Copy each line of the material below that includes the string "Időzítés".

(PROVIDED RECORDS Opens)

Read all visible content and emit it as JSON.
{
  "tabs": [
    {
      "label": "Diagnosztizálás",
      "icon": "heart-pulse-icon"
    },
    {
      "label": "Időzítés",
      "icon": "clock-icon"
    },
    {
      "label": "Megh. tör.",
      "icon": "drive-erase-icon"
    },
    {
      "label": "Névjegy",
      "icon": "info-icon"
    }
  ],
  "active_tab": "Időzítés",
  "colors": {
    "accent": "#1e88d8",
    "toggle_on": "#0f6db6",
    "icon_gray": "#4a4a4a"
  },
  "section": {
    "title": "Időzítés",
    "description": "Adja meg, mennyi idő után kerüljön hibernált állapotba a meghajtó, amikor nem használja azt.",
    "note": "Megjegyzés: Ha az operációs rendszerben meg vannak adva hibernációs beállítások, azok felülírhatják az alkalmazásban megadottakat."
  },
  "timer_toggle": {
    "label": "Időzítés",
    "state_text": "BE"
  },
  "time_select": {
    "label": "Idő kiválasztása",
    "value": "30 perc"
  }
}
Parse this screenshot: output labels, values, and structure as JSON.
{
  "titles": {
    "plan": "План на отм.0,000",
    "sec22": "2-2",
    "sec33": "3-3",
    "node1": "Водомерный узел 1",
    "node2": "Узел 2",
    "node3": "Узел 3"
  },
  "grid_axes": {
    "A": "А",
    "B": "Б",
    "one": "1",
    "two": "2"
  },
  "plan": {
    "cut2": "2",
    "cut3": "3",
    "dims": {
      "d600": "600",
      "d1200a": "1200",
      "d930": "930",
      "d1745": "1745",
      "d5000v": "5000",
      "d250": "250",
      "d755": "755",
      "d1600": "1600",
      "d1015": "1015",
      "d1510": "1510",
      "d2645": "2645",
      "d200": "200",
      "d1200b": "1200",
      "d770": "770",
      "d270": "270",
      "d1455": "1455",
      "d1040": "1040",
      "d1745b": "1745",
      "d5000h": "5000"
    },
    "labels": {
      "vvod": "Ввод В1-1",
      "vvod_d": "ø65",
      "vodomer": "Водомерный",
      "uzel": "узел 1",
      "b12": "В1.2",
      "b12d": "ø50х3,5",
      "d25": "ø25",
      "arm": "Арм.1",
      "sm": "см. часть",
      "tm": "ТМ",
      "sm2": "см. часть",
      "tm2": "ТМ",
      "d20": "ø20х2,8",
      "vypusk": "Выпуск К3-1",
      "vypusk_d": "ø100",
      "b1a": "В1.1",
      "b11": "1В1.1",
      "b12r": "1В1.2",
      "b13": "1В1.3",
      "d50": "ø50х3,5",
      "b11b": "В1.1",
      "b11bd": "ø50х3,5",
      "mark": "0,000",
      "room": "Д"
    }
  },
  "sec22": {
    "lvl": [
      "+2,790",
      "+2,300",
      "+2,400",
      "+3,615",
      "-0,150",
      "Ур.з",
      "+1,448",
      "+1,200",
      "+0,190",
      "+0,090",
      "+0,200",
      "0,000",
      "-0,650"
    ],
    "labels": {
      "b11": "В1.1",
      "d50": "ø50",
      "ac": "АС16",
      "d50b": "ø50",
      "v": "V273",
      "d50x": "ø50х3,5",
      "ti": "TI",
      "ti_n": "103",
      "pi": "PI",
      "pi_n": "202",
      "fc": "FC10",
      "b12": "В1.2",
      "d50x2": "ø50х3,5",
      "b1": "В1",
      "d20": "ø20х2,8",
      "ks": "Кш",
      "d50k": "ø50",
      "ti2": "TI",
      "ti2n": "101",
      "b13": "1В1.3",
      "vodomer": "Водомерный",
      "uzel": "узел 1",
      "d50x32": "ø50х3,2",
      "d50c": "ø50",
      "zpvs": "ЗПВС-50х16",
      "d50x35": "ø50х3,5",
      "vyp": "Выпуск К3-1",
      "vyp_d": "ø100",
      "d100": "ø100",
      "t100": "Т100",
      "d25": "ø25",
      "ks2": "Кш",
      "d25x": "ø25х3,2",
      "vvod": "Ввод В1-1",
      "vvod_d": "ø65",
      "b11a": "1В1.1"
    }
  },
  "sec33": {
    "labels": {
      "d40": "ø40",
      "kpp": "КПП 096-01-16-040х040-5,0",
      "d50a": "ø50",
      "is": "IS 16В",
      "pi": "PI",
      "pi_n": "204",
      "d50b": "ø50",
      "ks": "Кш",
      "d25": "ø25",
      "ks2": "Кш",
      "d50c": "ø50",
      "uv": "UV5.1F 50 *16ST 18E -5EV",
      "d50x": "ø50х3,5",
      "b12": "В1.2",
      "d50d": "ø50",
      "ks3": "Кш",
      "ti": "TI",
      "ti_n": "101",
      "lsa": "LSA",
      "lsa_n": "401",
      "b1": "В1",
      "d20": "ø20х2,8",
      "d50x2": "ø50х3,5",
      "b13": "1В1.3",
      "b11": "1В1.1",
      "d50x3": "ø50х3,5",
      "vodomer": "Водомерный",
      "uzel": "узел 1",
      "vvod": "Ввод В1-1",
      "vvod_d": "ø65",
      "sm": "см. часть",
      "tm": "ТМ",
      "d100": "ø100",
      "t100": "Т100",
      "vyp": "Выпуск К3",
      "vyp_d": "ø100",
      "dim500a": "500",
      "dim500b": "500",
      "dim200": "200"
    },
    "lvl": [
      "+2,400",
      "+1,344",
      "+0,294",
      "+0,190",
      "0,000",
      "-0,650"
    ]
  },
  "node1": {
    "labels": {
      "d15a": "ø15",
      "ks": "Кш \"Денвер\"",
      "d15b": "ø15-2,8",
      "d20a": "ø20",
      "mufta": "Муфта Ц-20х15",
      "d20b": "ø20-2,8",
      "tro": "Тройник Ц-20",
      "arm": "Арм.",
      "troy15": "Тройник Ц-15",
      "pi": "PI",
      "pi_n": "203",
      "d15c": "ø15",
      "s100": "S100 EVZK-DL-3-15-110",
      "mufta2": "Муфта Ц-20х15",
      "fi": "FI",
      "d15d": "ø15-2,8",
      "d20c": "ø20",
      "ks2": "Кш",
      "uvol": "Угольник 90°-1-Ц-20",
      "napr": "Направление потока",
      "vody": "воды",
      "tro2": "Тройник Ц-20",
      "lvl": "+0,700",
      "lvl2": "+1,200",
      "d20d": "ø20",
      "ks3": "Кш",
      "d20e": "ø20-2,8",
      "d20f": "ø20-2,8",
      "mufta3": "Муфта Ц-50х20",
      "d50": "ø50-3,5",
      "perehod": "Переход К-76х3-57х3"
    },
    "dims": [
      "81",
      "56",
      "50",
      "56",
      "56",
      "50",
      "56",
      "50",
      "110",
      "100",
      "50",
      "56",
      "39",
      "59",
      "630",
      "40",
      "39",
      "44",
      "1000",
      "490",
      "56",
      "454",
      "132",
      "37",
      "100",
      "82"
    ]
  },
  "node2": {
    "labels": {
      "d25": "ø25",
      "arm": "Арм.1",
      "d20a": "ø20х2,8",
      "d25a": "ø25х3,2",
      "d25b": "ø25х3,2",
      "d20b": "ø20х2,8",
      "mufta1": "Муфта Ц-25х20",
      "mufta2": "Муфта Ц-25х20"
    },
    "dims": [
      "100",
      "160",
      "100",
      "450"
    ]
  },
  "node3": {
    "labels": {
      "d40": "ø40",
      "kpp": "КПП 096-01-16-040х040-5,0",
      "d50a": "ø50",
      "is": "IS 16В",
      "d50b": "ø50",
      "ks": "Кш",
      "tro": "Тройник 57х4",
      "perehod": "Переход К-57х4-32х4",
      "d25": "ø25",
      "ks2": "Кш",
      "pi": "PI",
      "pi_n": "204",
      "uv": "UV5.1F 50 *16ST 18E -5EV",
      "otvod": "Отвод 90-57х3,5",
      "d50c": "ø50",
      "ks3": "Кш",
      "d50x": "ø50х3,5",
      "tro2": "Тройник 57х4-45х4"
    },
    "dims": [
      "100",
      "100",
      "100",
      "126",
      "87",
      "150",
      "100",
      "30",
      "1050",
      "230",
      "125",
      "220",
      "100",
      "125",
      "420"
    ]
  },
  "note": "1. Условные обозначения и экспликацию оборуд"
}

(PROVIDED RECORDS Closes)

## SOLUTION TO THIS TASK
      "label": "Időzítés",
  "active_tab": "Időzítés",
    "title": "Időzítés",
    "label": "Időzítés",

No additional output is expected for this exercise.